Now we’re sitting in the rental car in the parking lot of the Big Company, and the presentation starts in 5 minutes, and I need to shuttle the Keynote file off my iPad and onto my MacBook to throw in some crap I made in Photoshop about how awesome we are.

I ended up dragging out my sync cable and moving the files through iTunes. It felt dirty and uncool. But it was OK, because we never even had a chance to show our Big Presentation and spent the whole meeting chatting instead.

What would have been perfect is if Dropbox had a WebDAV API, since 1) Dropbox is civilization, and 2) The new iWork integrates with WebDAV and MobileMe. Then I could just post the file straight from iWork to my Dropbox and it would magically appear on my MacBook!

So this weekend I set out to build a WebDAV frontend to Dropbox. And here it is.

I wrote it on Google App Engine since I’d already implemented a WebDAV server for App Engine, and so that I don’t have to think about hosting.
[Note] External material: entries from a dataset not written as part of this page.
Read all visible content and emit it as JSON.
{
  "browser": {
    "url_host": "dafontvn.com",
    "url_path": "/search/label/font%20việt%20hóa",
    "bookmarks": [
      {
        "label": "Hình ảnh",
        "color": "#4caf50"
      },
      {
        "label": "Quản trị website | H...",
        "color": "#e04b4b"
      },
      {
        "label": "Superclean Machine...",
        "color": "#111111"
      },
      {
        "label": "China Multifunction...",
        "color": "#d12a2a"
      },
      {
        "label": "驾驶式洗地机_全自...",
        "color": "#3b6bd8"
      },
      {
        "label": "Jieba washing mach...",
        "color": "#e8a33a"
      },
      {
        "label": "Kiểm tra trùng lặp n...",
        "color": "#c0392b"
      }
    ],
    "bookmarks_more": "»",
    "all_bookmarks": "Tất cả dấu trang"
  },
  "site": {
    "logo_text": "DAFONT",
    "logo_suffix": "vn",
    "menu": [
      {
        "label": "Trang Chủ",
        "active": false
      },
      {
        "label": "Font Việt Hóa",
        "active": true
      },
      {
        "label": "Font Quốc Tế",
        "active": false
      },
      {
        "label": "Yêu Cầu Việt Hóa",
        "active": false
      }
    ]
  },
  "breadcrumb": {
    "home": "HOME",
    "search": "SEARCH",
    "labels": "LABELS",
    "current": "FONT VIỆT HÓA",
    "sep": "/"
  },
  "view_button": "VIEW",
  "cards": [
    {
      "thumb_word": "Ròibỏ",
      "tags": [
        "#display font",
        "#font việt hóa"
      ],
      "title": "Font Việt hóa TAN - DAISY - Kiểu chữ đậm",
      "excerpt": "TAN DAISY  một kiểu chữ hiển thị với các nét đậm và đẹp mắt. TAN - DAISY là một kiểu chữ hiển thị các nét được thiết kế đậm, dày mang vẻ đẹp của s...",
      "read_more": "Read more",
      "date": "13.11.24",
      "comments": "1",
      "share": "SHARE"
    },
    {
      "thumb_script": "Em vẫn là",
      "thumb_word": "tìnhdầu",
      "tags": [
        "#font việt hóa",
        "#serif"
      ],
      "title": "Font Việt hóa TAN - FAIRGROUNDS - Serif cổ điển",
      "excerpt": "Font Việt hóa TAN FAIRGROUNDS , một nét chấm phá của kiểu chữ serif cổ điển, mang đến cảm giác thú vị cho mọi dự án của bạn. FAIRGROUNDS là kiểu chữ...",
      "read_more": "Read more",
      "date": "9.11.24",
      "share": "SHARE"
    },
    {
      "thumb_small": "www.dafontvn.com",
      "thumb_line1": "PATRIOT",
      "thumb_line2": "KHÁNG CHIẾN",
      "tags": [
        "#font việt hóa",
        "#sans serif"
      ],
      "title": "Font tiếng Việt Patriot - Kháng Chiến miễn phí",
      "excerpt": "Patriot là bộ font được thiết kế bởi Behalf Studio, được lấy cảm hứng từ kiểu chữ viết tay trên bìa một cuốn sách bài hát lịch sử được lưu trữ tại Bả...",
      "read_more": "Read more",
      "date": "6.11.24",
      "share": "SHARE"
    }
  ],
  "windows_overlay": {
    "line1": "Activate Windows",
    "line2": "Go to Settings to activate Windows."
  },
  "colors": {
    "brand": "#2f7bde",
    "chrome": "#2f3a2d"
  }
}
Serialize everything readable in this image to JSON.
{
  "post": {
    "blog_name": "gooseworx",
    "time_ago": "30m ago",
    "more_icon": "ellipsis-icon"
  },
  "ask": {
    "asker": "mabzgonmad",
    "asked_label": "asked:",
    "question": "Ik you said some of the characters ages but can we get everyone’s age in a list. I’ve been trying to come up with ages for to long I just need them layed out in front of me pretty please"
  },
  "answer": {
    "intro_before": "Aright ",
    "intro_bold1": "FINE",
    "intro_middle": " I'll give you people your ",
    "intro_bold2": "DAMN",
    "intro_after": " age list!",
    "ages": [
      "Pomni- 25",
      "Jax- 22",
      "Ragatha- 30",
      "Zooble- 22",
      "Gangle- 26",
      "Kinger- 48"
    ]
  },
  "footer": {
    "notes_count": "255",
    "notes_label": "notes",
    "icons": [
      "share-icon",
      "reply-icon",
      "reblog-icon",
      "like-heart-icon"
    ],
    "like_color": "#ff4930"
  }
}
The Dropbox API part was made much simpler thanks to their official Python API.

Sadly, you can only transfer files up to 1MB, due to limitations with urlfetch.

Otherwise, feel free to use it to get things into and out of your Dropbox until they provide an official WebDAV frontend.

Sep 2010

iPad Does Everything

In 1984, Bang & Olufsen released the Beosystem 5000, a large component-based stereo system. It shipped with the most awesome remote control of all time, the Master Control Panel 5000.

I was seven years old when I saw this thing at my Aunt’s house and it was just about the coolest thing I’d ever seen. That bottom silver panel flips open to reveal even more buttons. It’s totally sick.

Fast forward many years later, and now I finally have one for myself. Except this time it’s a free app I downloaded from the App Store to control our Sonos music system.

I wonder what this will look like in another 25 years?